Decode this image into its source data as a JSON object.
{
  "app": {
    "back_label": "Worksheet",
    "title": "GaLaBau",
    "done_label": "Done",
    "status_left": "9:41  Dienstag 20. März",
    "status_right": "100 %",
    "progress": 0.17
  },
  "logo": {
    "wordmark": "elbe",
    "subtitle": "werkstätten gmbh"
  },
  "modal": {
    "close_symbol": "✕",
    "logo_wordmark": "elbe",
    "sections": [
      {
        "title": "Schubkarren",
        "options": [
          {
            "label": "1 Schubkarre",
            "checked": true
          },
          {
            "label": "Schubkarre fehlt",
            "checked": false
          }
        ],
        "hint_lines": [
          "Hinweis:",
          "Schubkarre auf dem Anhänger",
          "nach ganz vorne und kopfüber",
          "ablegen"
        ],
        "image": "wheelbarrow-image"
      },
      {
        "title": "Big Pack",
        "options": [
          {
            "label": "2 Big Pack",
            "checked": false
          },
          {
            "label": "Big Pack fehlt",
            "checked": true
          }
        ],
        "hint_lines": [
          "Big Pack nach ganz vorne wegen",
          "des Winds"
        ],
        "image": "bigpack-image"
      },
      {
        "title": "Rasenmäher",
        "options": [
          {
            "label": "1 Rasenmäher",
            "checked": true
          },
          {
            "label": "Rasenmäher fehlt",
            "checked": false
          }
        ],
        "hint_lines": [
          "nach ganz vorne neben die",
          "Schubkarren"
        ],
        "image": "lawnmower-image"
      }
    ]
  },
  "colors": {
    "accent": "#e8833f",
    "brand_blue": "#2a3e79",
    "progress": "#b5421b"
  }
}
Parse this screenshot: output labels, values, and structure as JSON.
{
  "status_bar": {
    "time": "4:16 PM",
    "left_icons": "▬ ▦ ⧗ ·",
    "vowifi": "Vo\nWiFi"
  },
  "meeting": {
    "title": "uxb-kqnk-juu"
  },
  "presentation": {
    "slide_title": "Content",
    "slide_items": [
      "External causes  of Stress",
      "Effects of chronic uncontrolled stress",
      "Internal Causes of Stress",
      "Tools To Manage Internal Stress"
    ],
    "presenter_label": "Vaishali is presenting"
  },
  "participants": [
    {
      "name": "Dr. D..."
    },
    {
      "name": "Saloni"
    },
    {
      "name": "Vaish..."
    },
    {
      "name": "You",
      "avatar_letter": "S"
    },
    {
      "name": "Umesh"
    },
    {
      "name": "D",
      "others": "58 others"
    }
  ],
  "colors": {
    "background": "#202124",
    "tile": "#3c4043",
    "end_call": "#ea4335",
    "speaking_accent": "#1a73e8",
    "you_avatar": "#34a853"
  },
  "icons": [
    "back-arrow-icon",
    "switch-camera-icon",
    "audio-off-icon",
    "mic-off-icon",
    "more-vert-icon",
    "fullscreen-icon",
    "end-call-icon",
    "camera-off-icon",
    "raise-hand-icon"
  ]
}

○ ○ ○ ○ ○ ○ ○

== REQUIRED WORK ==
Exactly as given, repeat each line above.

== YOUR RESPONSE ==
Decode this image into its source data as a JSON object.
{
  "app": {
    "back_label": "Worksheet",
    "title": "GaLaBau",
    "done_label": "Done",
    "status_left": "9:41  Dienstag 20. März",
    "status_right": "100 %",
    "progress": 0.17
  },
  "logo": {
    "wordmark": "elbe",
    "subtitle": "werkstätten gmbh"
  },
  "modal": {
    "close_symbol": "✕",
    "logo_wordmark": "elbe",
    "sections": [
      {
        "title": "Schubkarren",
        "options": [
          {
            "label": "1 Schubkarre",
            "checked": true
          },
          {
            "label": "Schubkarre fehlt",
            "checked": false
          }
        ],
        "hint_lines": [
          "Hinweis:",
          "Schubkarre auf dem Anhänger",
          "nach ganz vorne und kopfüber",
          "ablegen"
        ],
        "image": "wheelbarrow-image"
      },
      {
        "title": "Big Pack",
        "options": [
          {
            "label": "2 Big Pack",
            "checked": false
          },
          {
            "label": "Big Pack fehlt",
            "checked": true
          }
        ],
        "hint_lines": [
          "Big Pack nach ganz vorne wegen",
          "des Winds"
        ],
        "image": "bigpack-image"
      },
      {
        "title": "Rasenmäher",
        "options": [
          {
            "label": "1 Rasenmäher",
            "checked": true
          },
          {
            "label": "Rasenmäher fehlt",
            "checked": false
          }
        ],
        "hint_lines": [
          "nach ganz vorne neben die",
          "Schubkarren"
        ],
        "image": "lawnmower-image"
      }
    ]
  },
  "colors": {
    "accent": "#e8833f",
    "brand_blue": "#2a3e79",
    "progress": "#b5421b"
  }
}
Parse this screenshot: output labels, values, and structure as JSON.
{
  "status_bar": {
    "time": "4:16 PM",
    "left_icons": "▬ ▦ ⧗ ·",
    "vowifi": "Vo\nWiFi"
  },
  "meeting": {
    "title": "uxb-kqnk-juu"
  },
  "presentation": {
    "slide_title": "Content",
    "slide_items": [
      "External causes  of Stress",
      "Effects of chronic uncontrolled stress",
      "Internal Causes of Stress",
      "Tools To Manage Internal Stress"
    ],
    "presenter_label": "Vaishali is presenting"
  },
  "participants": [
    {
      "name": "Dr. D..."
    },
    {
      "name": "Saloni"
    },
    {
      "name": "Vaish..."
    },
    {
      "name": "You",
      "avatar_letter": "S"
    },
    {
      "name": "Umesh"
    },
    {
      "name": "D",
      "others": "58 others"
    }
  ],
  "colors": {
    "background": "#202124",
    "tile": "#3c4043",
    "end_call": "#ea4335",
    "speaking_accent": "#1a73e8",
    "you_avatar": "#34a853"
  },
  "icons": [
    "back-arrow-icon",
    "switch-camera-icon",
    "audio-off-icon",
    "mic-off-icon",
    "more-vert-icon",
    "fullscreen-icon",
    "end-call-icon",
    "camera-off-icon",
    "raise-hand-icon"
  ]
}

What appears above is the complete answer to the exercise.